dog, then terrified when the man raised an ancient shotgun and pointed the barrels at me.
âThe old manâs mouth was closed and the strange sound seemed to be coming from inside his body. The sound got louder and louder until it was a deafening roar and then I saw one crooked, bony finger begin to close around the trigger. I yelled âDonât shoot!â but it was too late. I saw the gun fire, but heard no explosion and in that instant the figure and the roaring sound vanished â¦ and so did I a split second later. Up until then Iâd never believed in ghosts, but real guns go âbangâ and real people donât vanish into thin air!â
The real-estate agent also recalled the awful stench of rotting potatoes in Travus Klinkwortâs house â¦ and smells of an even worse kind figure in our final story of ruptured relationships from the Barossa Valley.
When a thirty-six-year-old shy spinster met a like-endowed bachelor in a cafÃ© near Nuriootpa, love (or desperation) brought them together. Certain that the brideâs tyrant of a mother, a widow herself, would not approve of the match, they eloped. Eventually the mother came round â or appeared to â and invited the couple to share her house, but it soon became apparent that all she really wanted was an unpaid labourer to tend her garden and a handmaid to wait on her. She also took every opportunity to drive a wedge between husband and wife, telling each the other was âscrewing aroundâ.
The old woman had some other objectionable habits. She weighed 130 kilograms and consumed platefuls of spiced sausages, dill cucumber, pickled onions and sauerkraut at every meal. Dessert comprised dozens of cream cakes that she devoured with glee, cream dripping off her jowls.
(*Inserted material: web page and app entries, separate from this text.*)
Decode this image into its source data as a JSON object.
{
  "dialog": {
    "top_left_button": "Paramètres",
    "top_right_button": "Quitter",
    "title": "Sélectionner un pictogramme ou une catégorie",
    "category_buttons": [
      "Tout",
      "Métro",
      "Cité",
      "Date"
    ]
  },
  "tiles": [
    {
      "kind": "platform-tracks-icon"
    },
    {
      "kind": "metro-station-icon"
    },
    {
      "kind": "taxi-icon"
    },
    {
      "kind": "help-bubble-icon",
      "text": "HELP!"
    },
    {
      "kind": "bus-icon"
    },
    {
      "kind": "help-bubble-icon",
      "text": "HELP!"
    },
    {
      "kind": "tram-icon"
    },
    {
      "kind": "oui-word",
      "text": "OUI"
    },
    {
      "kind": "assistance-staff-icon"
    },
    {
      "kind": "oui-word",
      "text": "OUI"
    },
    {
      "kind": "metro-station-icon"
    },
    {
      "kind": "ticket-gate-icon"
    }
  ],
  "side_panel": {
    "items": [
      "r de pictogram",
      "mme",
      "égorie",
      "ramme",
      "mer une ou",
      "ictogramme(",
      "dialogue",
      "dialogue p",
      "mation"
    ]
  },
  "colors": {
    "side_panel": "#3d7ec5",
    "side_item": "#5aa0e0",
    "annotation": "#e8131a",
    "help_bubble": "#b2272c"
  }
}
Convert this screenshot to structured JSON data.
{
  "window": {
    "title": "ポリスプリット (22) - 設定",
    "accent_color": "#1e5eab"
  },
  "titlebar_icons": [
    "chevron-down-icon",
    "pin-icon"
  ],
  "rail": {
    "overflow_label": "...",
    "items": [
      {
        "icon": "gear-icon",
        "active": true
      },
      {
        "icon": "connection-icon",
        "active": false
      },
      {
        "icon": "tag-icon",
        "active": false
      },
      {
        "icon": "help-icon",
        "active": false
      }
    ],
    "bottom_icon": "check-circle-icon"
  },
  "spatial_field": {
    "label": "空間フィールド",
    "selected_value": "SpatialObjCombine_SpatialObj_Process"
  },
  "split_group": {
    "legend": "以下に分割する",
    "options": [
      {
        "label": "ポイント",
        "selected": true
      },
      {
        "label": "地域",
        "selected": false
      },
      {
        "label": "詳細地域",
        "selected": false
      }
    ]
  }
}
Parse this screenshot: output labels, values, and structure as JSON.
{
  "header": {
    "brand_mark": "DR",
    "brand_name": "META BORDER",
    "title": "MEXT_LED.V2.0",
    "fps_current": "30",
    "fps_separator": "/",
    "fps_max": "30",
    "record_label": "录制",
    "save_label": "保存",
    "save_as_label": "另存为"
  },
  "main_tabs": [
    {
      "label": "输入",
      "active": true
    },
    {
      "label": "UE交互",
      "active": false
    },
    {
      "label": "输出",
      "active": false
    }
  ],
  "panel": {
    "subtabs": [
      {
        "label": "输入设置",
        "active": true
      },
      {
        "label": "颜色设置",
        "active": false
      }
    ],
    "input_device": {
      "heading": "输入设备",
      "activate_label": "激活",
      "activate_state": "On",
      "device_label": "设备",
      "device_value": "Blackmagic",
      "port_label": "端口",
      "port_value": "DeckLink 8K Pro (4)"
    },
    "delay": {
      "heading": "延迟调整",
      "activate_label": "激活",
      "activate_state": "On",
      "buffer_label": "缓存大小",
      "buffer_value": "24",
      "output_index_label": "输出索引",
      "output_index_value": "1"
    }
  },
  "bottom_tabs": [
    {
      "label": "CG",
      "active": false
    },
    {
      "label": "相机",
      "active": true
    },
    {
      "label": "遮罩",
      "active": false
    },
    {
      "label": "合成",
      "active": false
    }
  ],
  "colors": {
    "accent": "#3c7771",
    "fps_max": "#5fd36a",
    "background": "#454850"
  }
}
After these gargantuan feasts she would repair to the stone dunny in the yard, there to sit and fart thunderously for the best part of an hour.
The repugnant parent insisted the daughter sleep with her, so these times were the only opportunity the unhappily married couple had to be alone and to catch up on some of the pleasures they had missed out on in their youth. One night the husband and wife realised that Mother had been an unusually long time in the dunny and that they had not heard the results of her labours for some time. The daughter went down with a torch and found her mother slumped on the wooden seat, her voluminous red bloomers hanging around her bulbous ankles. The old womanâs face was much the same colour as her bloomers and she was quite dead.
Daughter and son-in-law had a terrible time shifting her. Finally they dragged her out of the dunny and rolled her onto a sheet of corrugated iron. This they dragged under a stout tree branch then winched the body into a wheelbarrow with a block and tackle. When the doctor arrived the old woman was lying angelically composed on her bed and the couple were drooping with exhaustion.
During the old womanâs wake the daughter excused herself from the guests and went down to the stone dunny. She was glad of a few minutesâ rest and solitude but soon her relief turned to terror. The carefully bolted door was suddenly flung open then slammed, jamming securely. The daughterâsscreams attracted the guests, who came running to her aid. When they tried the door it swung open effortlessly.
Next time the daughter used the dunny the contents of the pan boiled up and splashed over her shoes, and when her husband was taking a pee the raised wooden seat was slammed down with dire consequences. That was too much for the couple; drastic remedies were required. They decided to demolish the old dunny and build a new one (with one of those newfangled flushing systems) attached to the house.
A team of workmen arrived a few days later to begin work. The husband thought the solid wooden door on the old dunny worth saving, so while the workman started removing the roof he went inside to unscrew it. The